The only real problem with anime is that there’s way too much of it. Try to get a quick grasp on nearly 90 years of movies, television series and straight-to-video productions, and you’ll soon feel as if you are trying to take a drink of water out of a fire hose.
Such was the case until the first edition of “The Anime Encyclopedia” was published in 2001. In it, Britain-based authors Helen McCarthy and Jonathan Clements began to bravely map out the big picture for the rest us. In the process of cataloging an A to Z of anime, they also showed how the form evolved from a single 5-minute short from 1917 (“Mukuzo Imokawa the Doorman”) into a growing pop culture force to be reckoned with globally.
But just as their book was released, a whole new age of anime history began to take shape. Director Hayao Miyazaki’s “Spirited Away” became the first Japanese production to walk away with an Oscar for Best Animated Film. Hollywood began to back elaborate coproductions like “The Animatrix” and “Afro Samurai.” Now, thanks to the increasing demand both domestically and aboard, there is more animation created in Japan than ever before.
All of this brings us to the new revised and expanded second edition of McCarthy and Clements’ “Anime Encyclopedia.” As the pair points out in their introduction, this new 867-page beast is “approximately 40 percent larger than before. Dozens of errors have been corrected and hundreds of new entries added.” Like its predecessor, it is destined to become the sort of book fans like myself will wind up in a long and drawn-out relationship with, full of giddy highs and nagging lows.
Often, it’s simply a pleasure to marvel at the way the “Anime Encyclopedia” sheds light on subjects that have simply never been written about in English before, such as the production history of pivotal-but-unknown- in-the-West anime like “Star of the Giants,” or really obscure robot shows from the ’70s like “Daikengo.” But other times, when still-present errors persist, you’ll just want to call up the authors in the middle of the night to nag them like a know-it-all otaku about how many details they got wrong in the entry about a stone classic like 1980’s “Space Runaway Ideon.”
Like most reference books, “Anime Encyclopedia” works best when it aims to stick to the facts, which it happily gets right more often than not. Footing becomes less certain though when the authors give into the temptation to play judge and jury. It’s noble when they try to rescue a lost masterwork like Rintaro’s “Metropolis” from the onrush of history, but other times, as in their dismissal of 2000’s “Jin-Roh” (one of the last anime handcrafted without the aid of computers), the results can seem cranky and ax grinding.
While Clements and McCarthy’s mastery of Japanese culture, both high and low, is impressive, the authors sometimes stumble when they try to step outside their fields of expertise.
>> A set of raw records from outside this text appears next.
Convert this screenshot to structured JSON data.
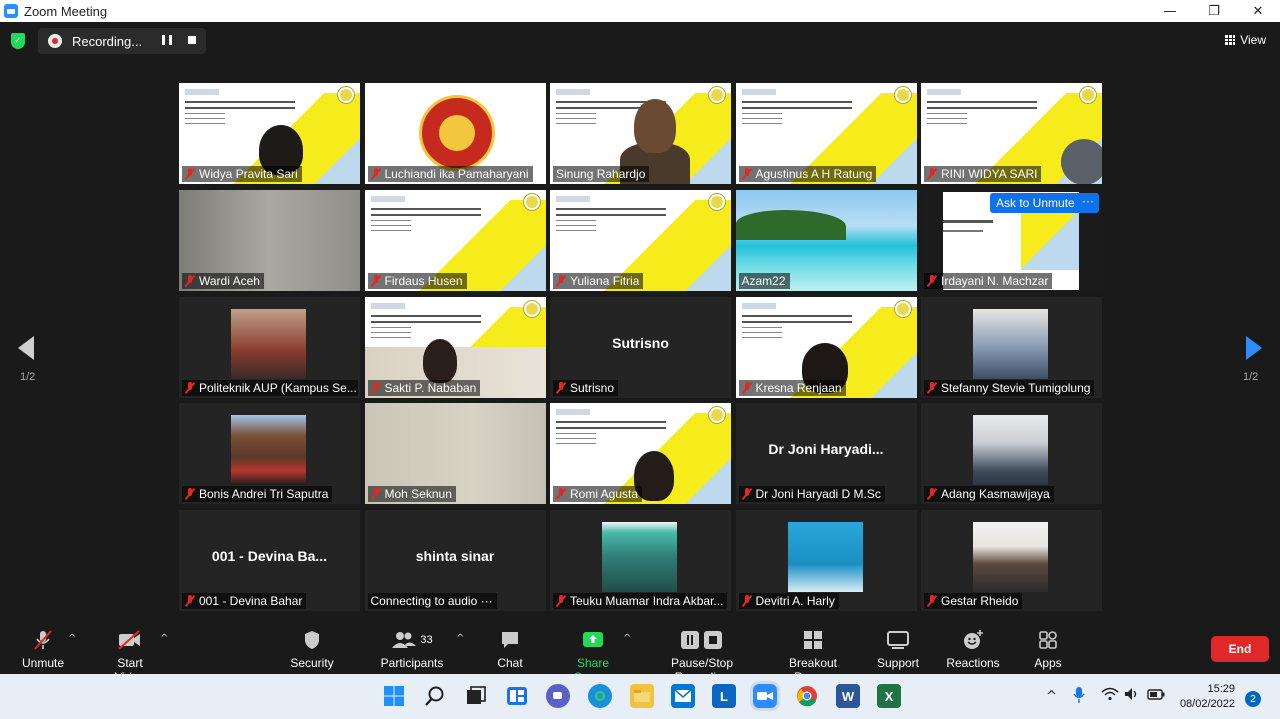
{
  "window": {
    "title": "Zoom Meeting",
    "minimize": "—",
    "maximize": "❐",
    "close": "✕"
  },
  "topbar": {
    "recording_label": "Recording...",
    "view_label": "View"
  },
  "gallery": {
    "page_left": "1/2",
    "page_right": "1/2",
    "ask_to_unmute": "Ask to Unmute",
    "more": "···",
    "tiles": [
      {
        "name": "Widya Pravita Sari"
      },
      {
        "name": "Luchiandi ika Pamaharyani"
      },
      {
        "name": "Sinung Rahardjo"
      },
      {
        "name": "Agustinus A H Ratung"
      },
      {
        "name": "RINI  WIDYA SARI"
      },
      {
        "name": "Wardi Aceh"
      },
      {
        "name": "Firdaus Husen"
      },
      {
        "name": "Yuliana Fitria"
      },
      {
        "name": "Azam22"
      },
      {
        "name": "Irdayani N. Machzar"
      },
      {
        "name": "Politeknik AUP (Kampus Se..."
      },
      {
        "name": "Sakti P. Nababan"
      },
      {
        "name": "Sutrisno",
        "display": "Sutrisno"
      },
      {
        "name": "Kresna Renjaan"
      },
      {
        "name": "Stefanny Stevie Tumigolung"
      },
      {
        "name": "Bonis Andrei Tri Saputra"
      },
      {
        "name": "Moh Seknun"
      },
      {
        "name": "Romi Agusta"
      },
      {
        "name": "Dr Joni Haryadi D M.Sc",
        "display": "Dr Joni  Haryadi..."
      },
      {
        "name": "Adang Kasmawijaya"
      },
      {
        "name": "001 - Devina Bahar",
        "display": "001 - Devina Ba..."
      },
      {
        "name": "Connecting to audio ···",
        "display": "shinta sinar"
      },
      {
        "name": "Teuku Muamar Indra Akbar..."
      },
      {
        "name": "Devitri A. Harly"
      },
      {
        "name": "Gestar Rheido"
      }
    ]
  },
  "toolbar": {
    "unmute": "Unmute",
    "start_video": "Start Video",
    "security": "Security",
    "participants": "Participants",
    "participants_count": "33",
    "chat": "Chat",
    "share_screen": "Share Screen",
    "pause_stop": "Pause/Stop Recording",
    "breakout": "Breakout Rooms",
    "support": "Support",
    "reactions": "Reactions",
    "apps": "Apps",
    "end": "End"
  },
  "taskbar": {
    "time": "15:29",
    "date": "08/02/2022",
    "notifications": "2",
    "linkedin_letter": "L"
  }
}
Not only is comparing the recent Samurai Champloo anime to Pink Floyd’s classic rock LP “The Wall” an extremely dicey proposition, but they get the date wrong for the release of the latter (1979, not 1976). Already you can see how much fun it is to nitpick, argue and just plain interact with a book containing so much in the way of pop culture content.
The strength of the “Anime Encyclopedia” is a lot like the strength of anime itself — the sheer overwhelming diversity of the subject matter it explores. One way or another, it’s all here, ranging from the rise of TV anime with 1961’s Astro Boy and the science fiction boom of the ’70s to the milestones of Hayao Miyazaki’s much-lauded career and the doorways to anime hell like “Thomas the Rape Engine.”
Yet, no matter what territory they find themselves in, the authors do their best to employ biting wit when navigating even the most bananas of plot synopsis.
Here’s hoping a new epoch of Japanese animation eventually arrives for Clements and McCarthy to further incorporate into their massive on-going project . . . but not too soon. Not while there’s a whole new warts-and-all relationship for fans to dive with this latest incarnation of the “Anime Encyclopedia.”
Patrick Macias is the editor in chief of OTAKU USA magazine. He can be found online at www.patrickmacias.blogs.com.
In a time of both misinformation and too much information, quality journalism is more crucial than ever.
By subscribing, you can help us get the story right.